#### [WHAT IS REQUIRED]
Starting from the first line, set down the entire listing exactly.
========================================================================
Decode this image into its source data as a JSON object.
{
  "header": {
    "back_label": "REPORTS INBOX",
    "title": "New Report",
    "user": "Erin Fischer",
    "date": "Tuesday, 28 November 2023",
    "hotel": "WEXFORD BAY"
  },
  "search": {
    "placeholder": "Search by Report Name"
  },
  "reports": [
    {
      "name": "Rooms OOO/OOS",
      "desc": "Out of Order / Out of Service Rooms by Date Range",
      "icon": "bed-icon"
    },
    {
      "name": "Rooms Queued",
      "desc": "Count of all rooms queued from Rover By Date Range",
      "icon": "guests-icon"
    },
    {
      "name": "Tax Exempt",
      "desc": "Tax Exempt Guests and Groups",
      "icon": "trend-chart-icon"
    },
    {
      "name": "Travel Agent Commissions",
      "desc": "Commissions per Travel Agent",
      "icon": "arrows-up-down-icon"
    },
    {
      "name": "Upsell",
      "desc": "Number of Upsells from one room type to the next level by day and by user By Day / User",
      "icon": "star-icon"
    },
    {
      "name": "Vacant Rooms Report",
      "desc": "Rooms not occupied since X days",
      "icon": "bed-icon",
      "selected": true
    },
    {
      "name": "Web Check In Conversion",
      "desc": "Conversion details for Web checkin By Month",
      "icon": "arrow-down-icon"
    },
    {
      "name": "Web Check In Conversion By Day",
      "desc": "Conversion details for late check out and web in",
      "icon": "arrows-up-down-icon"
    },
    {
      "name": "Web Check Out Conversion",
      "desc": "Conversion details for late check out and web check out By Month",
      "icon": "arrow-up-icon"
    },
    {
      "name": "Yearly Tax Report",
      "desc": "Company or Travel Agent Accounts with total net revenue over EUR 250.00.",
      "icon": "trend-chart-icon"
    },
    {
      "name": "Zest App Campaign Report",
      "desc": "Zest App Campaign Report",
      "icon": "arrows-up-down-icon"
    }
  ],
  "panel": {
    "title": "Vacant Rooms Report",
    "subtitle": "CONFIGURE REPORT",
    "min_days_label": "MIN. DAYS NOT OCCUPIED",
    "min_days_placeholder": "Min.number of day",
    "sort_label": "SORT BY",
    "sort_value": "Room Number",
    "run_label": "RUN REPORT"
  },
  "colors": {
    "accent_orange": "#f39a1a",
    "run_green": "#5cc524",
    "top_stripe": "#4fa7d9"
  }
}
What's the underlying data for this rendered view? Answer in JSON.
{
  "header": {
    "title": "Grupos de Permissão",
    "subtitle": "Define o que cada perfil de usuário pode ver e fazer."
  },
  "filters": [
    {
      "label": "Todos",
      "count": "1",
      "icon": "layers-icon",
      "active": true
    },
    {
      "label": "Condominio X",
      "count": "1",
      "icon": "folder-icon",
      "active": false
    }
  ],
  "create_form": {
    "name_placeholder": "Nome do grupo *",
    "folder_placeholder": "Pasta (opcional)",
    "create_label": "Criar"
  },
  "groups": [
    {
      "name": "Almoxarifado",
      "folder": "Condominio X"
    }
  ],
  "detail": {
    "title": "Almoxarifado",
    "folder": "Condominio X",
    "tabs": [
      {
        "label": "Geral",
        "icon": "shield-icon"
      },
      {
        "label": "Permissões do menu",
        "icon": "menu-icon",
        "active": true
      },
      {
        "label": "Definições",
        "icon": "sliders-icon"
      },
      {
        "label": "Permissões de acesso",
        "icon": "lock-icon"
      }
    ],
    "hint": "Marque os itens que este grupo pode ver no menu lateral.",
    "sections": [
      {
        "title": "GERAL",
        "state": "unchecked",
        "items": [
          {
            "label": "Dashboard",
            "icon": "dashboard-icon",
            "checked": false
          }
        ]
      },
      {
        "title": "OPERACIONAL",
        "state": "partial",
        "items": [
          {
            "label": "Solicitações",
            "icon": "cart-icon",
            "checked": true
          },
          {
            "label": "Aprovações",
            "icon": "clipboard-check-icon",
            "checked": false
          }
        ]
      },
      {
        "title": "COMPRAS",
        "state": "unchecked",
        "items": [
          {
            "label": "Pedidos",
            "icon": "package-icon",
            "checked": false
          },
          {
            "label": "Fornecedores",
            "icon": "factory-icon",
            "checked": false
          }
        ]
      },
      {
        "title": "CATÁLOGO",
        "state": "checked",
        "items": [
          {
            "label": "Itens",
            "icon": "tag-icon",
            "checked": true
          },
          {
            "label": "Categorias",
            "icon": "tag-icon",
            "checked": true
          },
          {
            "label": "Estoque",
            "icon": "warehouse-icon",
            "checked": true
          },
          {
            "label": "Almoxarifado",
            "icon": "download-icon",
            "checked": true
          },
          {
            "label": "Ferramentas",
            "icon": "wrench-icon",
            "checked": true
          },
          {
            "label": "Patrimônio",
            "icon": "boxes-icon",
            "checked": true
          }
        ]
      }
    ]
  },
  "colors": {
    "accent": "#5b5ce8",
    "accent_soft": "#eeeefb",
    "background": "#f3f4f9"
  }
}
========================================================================
#### [EXERCISE RESULT]
Decode this image into its source data as a JSON object.
{
  "header": {
    "back_label": "REPORTS INBOX",
    "title": "New Report",
    "user": "Erin Fischer",
    "date": "Tuesday, 28 November 2023",
    "hotel": "WEXFORD BAY"
  },
  "search": {
    "placeholder": "Search by Report Name"
  },
  "reports": [
    {
      "name": "Rooms OOO/OOS",
      "desc": "Out of Order / Out of Service Rooms by Date Range",
      "icon": "bed-icon"
    },
    {
      "name": "Rooms Queued",
      "desc": "Count of all rooms queued from Rover By Date Range",
      "icon": "guests-icon"
    },
    {
      "name": "Tax Exempt",
      "desc": "Tax Exempt Guests and Groups",
      "icon": "trend-chart-icon"
    },
    {
      "name": "Travel Agent Commissions",
      "desc": "Commissions per Travel Agent",
      "icon": "arrows-up-down-icon"
    },
    {
      "name": "Upsell",
      "desc": "Number of Upsells from one room type to the next level by day and by user By Day / User",
      "icon": "star-icon"
    },
    {
      "name": "Vacant Rooms Report",
      "desc": "Rooms not occupied since X days",
      "icon": "bed-icon",
      "selected": true
    },
    {
      "name": "Web Check In Conversion",
      "desc": "Conversion details for Web checkin By Month",
      "icon": "arrow-down-icon"
    },
    {
      "name": "Web Check In Conversion By Day",
      "desc": "Conversion details for late check out and web in",
      "icon": "arrows-up-down-icon"
    },
    {
      "name": "Web Check Out Conversion",
      "desc": "Conversion details for late check out and web check out By Month",
      "icon": "arrow-up-icon"
    },
    {
      "name": "Yearly Tax Report",
      "desc": "Company or Travel Agent Accounts with total net revenue over EUR 250.00.",
      "icon": "trend-chart-icon"
    },
    {
      "name": "Zest App Campaign Report",
      "desc": "Zest App Campaign Report",
      "icon": "arrows-up-down-icon"
    }
  ],
  "panel": {
    "title": "Vacant Rooms Report",
    "subtitle": "CONFIGURE REPORT",
    "min_days_label": "MIN. DAYS NOT OCCUPIED",
    "min_days_placeholder": "Min.number of day",
    "sort_label": "SORT BY",
    "sort_value": "Room Number",
    "run_label": "RUN REPORT"
  },
  "colors": {
    "accent_orange": "#f39a1a",
    "run_green": "#5cc524",
    "top_stripe": "#4fa7d9"
  }
}
What's the underlying data for this rendered view? Answer in JSON.
{
  "header": {
    "title": "Grupos de Permissão",
    "subtitle": "Define o que cada perfil de usuário pode ver e fazer."
  },
  "filters": [
    {
      "label": "Todos",
      "count": "1",
      "icon": "layers-icon",
      "active": true
    },
    {
      "label": "Condominio X",
      "count": "1",
      "icon": "folder-icon",
      "active": false
    }
  ],
  "create_form": {
    "name_placeholder": "Nome do grupo *",
    "folder_placeholder": "Pasta (opcional)",
    "create_label": "Criar"
  },
  "groups": [
    {
      "name": "Almoxarifado",
      "folder": "Condominio X"
    }
  ],
  "detail": {
    "title": "Almoxarifado",
    "folder": "Condominio X",
    "tabs": [
      {
        "label": "Geral",
        "icon": "shield-icon"
      },
      {
        "label": "Permissões do menu",
        "icon": "menu-icon",
        "active": true
      },
      {
        "label": "Definições",
        "icon": "sliders-icon"
      },
      {
        "label": "Permissões de acesso",
        "icon": "lock-icon"
      }
    ],
    "hint": "Marque os itens que este grupo pode ver no menu lateral.",
    "sections": [
      {
        "title": "GERAL",
        "state": "unchecked",
        "items": [
          {
            "label": "Dashboard",
            "icon": "dashboard-icon",
            "checked": false
          }
        ]
      },
      {
        "title": "OPERACIONAL",
        "state": "partial",
        "items": [
          {
            "label": "Solicitações",
            "icon": "cart-icon",
            "checked": true
          },
          {
            "label": "Aprovações",
            "icon": "clipboard-check-icon",
            "checked": false
          }
        ]
      },
      {
        "title": "COMPRAS",
        "state": "unchecked",
        "items": [
          {
            "label": "Pedidos",
            "icon": "package-icon",
            "checked": false
          },
          {
            "label": "Fornecedores",
            "icon": "factory-icon",
            "checked": false
          }
        ]
      },
      {
        "title": "CATÁLOGO",
        "state": "checked",
        "items": [
          {
            "label": "Itens",
            "icon": "tag-icon",
            "checked": true
          },
          {
            "label": "Categorias",
            "icon": "tag-icon",
            "checked": true
          },
          {
            "label": "Estoque",
            "icon": "warehouse-icon",
            "checked": true
          },
          {
            "label": "Almoxarifado",
            "icon": "download-icon",
            "checked": true
          },
          {
            "label": "Ferramentas",
            "icon": "wrench-icon",
            "checked": true
          },
          {
            "label": "Patrimônio",
            "icon": "boxes-icon",
            "checked": true
          }
        ]
      }
    ]
  },
  "colors": {
    "accent": "#5b5ce8",
    "accent_soft": "#eeeefb",
    "background": "#f3f4f9"
  }
}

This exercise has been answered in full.